◆ Activity ◆
Your answer should hold each line of the material that contains the word "range".

◆ Recorded data ◆

---------------

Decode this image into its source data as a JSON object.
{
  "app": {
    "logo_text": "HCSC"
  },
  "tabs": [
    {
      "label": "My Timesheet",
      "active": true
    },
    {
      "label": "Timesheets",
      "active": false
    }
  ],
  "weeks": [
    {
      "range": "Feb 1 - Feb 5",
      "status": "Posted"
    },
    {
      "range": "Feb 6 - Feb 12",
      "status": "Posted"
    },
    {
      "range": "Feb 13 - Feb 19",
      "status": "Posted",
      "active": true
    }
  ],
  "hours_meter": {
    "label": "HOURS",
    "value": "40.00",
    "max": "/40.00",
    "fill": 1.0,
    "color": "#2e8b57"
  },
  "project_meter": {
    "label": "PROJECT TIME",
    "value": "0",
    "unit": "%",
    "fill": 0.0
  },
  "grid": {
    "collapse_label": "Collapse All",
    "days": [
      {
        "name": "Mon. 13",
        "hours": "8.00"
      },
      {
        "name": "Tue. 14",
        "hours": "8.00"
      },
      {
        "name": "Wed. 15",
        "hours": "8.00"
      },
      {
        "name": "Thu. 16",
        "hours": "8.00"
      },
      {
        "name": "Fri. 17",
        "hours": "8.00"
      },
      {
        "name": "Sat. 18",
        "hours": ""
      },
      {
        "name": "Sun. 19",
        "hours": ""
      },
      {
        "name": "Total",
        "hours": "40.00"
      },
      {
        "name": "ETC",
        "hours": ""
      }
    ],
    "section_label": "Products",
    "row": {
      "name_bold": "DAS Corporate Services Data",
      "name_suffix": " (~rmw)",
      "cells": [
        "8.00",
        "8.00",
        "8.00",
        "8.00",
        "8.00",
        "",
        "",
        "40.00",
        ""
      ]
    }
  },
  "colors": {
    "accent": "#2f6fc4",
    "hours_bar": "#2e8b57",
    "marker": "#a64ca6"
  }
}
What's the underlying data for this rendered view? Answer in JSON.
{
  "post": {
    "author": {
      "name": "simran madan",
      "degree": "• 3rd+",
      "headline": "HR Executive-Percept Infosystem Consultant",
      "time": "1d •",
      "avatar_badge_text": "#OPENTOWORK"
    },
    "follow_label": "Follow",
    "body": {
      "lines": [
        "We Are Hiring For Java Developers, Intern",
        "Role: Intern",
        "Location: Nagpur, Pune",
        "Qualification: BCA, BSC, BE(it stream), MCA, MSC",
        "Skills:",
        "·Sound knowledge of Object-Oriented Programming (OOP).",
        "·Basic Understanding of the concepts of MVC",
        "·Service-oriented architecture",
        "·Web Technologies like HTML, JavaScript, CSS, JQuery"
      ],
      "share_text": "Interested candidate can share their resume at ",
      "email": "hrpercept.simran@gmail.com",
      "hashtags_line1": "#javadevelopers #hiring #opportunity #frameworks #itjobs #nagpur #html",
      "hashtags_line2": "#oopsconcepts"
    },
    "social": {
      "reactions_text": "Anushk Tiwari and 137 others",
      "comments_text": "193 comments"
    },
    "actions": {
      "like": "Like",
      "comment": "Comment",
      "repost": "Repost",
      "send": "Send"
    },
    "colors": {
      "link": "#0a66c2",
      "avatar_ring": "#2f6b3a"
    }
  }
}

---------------

◆ Worked solution ◆
      "range": "Feb 1 - Feb 5",
      "range": "Feb 6 - Feb 12",
      "range": "Feb 13 - Feb 19",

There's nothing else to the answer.